Sen. Susan Collins, R-Maine, apparently helped break the logjam by agreeing to vote to let the Senate debate the bill. Collins said she has concerns about some aspects of the bill, such as what she believes to be weak efforts to address problems at the federal mortgage guarantee agencies. Collins said that she does want to see Congress pass a bill that puts a council in charge of identifying firms that could hurt the economy, and that she does want to see more effective regulation of derivatives.
The life insurance industry has a number of concerns about the bill.
These issues include winning a carve-out in the tough derivatives provisions of the Senate legislation that would allow insurance companies to purchase custom derivatives tailored to the industry’s specific needs. That provision is contained in the House version of the legislation, as well as in the original Dodd version of the bill. However, it was negotiated out in the tougher derivatives regulation provisions demanded by Sen. Blanche Lincoln, D-Ark., chairman of the Ag panel.

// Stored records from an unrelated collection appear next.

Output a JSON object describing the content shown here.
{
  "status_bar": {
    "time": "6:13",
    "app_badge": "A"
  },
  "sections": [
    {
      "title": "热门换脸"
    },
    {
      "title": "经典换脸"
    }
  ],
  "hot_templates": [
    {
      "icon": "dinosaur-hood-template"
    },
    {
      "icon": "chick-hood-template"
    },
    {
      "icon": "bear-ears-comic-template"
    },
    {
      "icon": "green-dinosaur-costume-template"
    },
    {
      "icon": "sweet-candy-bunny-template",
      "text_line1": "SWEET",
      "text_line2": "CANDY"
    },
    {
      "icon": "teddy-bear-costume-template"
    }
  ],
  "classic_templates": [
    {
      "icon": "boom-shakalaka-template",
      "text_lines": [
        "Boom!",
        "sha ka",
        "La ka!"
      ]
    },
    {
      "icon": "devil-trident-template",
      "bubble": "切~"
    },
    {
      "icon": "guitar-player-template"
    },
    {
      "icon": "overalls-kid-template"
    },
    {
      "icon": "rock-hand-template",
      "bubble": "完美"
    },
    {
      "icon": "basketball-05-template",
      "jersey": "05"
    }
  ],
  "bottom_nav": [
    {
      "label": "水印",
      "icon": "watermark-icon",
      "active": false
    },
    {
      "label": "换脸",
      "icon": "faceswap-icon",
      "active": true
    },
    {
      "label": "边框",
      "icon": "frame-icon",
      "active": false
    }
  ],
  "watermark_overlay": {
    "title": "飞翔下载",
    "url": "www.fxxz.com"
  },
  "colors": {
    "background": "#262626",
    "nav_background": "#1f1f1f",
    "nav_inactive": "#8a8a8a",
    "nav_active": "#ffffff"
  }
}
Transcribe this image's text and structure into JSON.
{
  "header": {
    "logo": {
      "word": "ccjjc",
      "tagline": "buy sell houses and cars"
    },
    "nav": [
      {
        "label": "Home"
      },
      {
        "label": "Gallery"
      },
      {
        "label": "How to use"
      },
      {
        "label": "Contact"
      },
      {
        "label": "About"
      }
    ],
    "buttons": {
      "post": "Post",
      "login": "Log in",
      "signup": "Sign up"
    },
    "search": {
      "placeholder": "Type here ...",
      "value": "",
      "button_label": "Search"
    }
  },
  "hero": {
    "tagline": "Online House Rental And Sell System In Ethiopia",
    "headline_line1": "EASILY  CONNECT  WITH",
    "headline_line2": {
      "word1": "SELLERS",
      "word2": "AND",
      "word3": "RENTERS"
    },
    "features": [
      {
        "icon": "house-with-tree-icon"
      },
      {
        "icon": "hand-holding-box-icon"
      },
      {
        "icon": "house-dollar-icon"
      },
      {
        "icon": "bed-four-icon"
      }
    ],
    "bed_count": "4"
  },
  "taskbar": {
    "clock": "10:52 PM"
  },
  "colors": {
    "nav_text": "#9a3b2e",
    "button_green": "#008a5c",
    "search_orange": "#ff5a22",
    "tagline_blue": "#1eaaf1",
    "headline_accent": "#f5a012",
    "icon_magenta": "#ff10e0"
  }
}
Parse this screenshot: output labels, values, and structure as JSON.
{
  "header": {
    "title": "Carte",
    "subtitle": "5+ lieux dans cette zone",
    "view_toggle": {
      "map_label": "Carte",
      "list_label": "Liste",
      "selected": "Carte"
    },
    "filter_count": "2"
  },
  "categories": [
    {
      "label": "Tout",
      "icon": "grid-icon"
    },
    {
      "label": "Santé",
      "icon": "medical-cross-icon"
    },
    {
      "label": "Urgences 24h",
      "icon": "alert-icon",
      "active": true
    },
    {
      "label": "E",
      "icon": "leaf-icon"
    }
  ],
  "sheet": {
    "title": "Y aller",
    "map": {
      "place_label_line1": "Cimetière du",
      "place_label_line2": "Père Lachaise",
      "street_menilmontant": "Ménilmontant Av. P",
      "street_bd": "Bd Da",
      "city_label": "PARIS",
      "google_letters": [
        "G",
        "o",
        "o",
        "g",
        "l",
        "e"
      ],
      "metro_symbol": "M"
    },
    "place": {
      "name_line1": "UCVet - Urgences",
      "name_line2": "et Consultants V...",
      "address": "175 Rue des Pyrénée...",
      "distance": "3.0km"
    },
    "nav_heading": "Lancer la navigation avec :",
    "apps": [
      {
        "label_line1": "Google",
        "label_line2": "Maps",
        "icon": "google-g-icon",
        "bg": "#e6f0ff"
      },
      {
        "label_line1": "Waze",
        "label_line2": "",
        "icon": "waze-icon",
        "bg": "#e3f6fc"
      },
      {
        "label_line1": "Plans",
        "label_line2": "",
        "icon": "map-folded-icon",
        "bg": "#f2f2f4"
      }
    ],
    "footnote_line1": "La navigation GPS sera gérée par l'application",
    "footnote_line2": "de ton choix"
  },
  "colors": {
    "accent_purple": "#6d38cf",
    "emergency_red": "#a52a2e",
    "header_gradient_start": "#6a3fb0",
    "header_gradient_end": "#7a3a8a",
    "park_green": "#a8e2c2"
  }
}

Insurers have been trying to win a carve-out in the Democratic version of the bill that would exempt insurers from a provision limiting certain investment activities of financial companies which include deposit-taking banks. That provision was proposed by former Federal Reserve Chairman Paul Volcker and supported by the Obama administration.
A compromise amendment proposed by two Democratic senators provides an exception for proprietary investments on behalf of the insurance company, either through the insurance company or an investment affiliate.

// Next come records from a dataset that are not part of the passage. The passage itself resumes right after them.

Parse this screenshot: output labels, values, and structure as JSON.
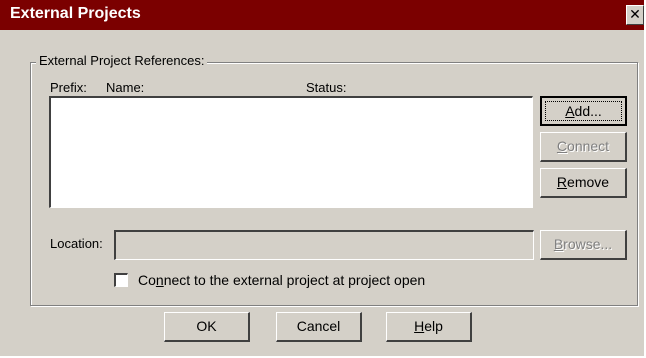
{
  "window": {
    "title": "External Projects",
    "close_glyph": "✕"
  },
  "group": {
    "label": "External Project References:",
    "columns": {
      "prefix": "Prefix:",
      "name": "Name:",
      "status": "Status:"
    },
    "items": []
  },
  "buttons": {
    "add": {
      "pre": "",
      "key": "A",
      "post": "dd..."
    },
    "connect": {
      "pre": "",
      "key": "C",
      "post": "onnect"
    },
    "remove": {
      "pre": "",
      "key": "R",
      "post": "emove"
    },
    "browse": {
      "pre": "",
      "key": "B",
      "post": "rowse..."
    },
    "ok": "OK",
    "cancel": "Cancel",
    "help": {
      "pre": "",
      "key": "H",
      "post": "elp"
    }
  },
  "location": {
    "label": "Location:",
    "value": ""
  },
  "connect_option": {
    "pre": "Co",
    "key": "n",
    "post": "nect to the external project at project open",
    "checked": false
  },
  "colors": {
    "titlebar": "#7b0000",
    "face": "#d4d0c8"
  }
}
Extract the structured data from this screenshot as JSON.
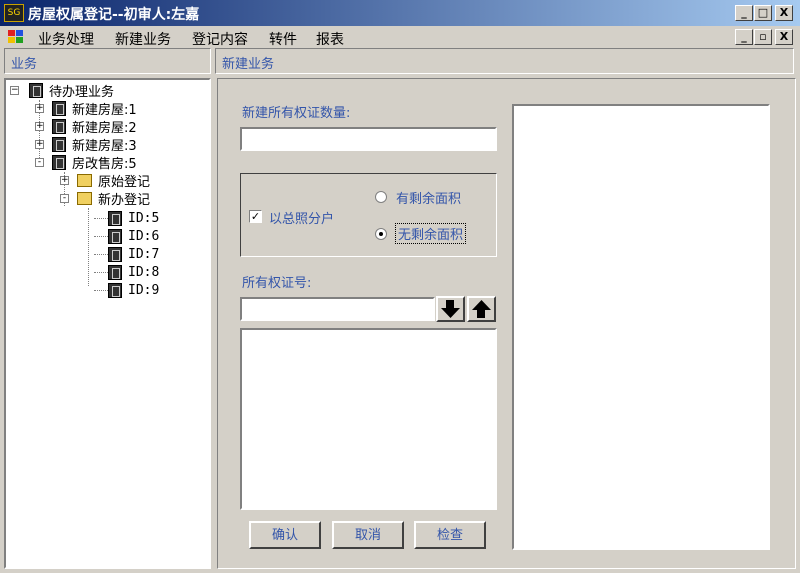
{
  "window": {
    "title": "房屋权属登记--初审人:左嘉",
    "app_icon_text": "SG"
  },
  "window_controls": {
    "minimize": "_",
    "maximize": "□",
    "close": "X",
    "restore": "▫"
  },
  "menu": {
    "items": [
      "业务处理",
      "新建业务",
      "登记内容",
      "转件",
      "报表"
    ]
  },
  "left_panel": {
    "header": "业务"
  },
  "right_panel": {
    "header": "新建业务"
  },
  "tree": {
    "root": "待办理业务",
    "nodes": [
      {
        "label": "新建房屋:1",
        "expander": "+"
      },
      {
        "label": "新建房屋:2",
        "expander": "+"
      },
      {
        "label": "新建房屋:3",
        "expander": "+"
      },
      {
        "label": "房改售房:5",
        "expander": "-"
      },
      {
        "label": "原始登记",
        "expander": "+"
      },
      {
        "label": "新办登记",
        "expander": "-"
      },
      {
        "label": "ID:5"
      },
      {
        "label": "ID:6"
      },
      {
        "label": "ID:7"
      },
      {
        "label": "ID:8"
      },
      {
        "label": "ID:9"
      }
    ]
  },
  "form": {
    "count_label": "新建所有权证数量:",
    "count_value": "",
    "checkbox_label": "以总照分户",
    "checkbox_checked": true,
    "radio_with_remaining": "有剩余面积",
    "radio_no_remaining": "无剩余面积",
    "selected_radio": "无剩余面积",
    "cert_label": "所有权证号:",
    "cert_value": "",
    "buttons": {
      "confirm": "确认",
      "cancel": "取消",
      "check": "检查"
    }
  },
  "colors": {
    "title_start": "#0a246a",
    "title_end": "#a6caf0",
    "label_blue": "#3355aa",
    "face": "#d4d0c8"
  }
}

Some insurance companies with limited life insurance activities have accepted this proposed amendment, but insurance companies whose primary business is life are seeking somewhat broader language, according to several insurance industry lobbyists.
The provision would affect life insurers and mutual funds by barring financial institutions that own a bank from investing in or sponsoring a private investment fund or engage in its own proprietary trading system.
At the same time, state insurance legislators and regulators are renewing their efforts to strike language in the legislation creating an Office of National Insurance within the Treasury Department. Failing that, the legislators and regulators are seeking to limit the ability of federal officials to pre-empt state insurance laws.
There are also efforts by some state regulators and legislators to limit the impact of a provision of the Senate bill that would provide uniformity in regulation of surplus lines and reinsurance products. Under these provisions, also contained in the House bill, all multi-state placements of surplus lines and reinsurance products would be governed by the rules of the state in which the transaction is placed.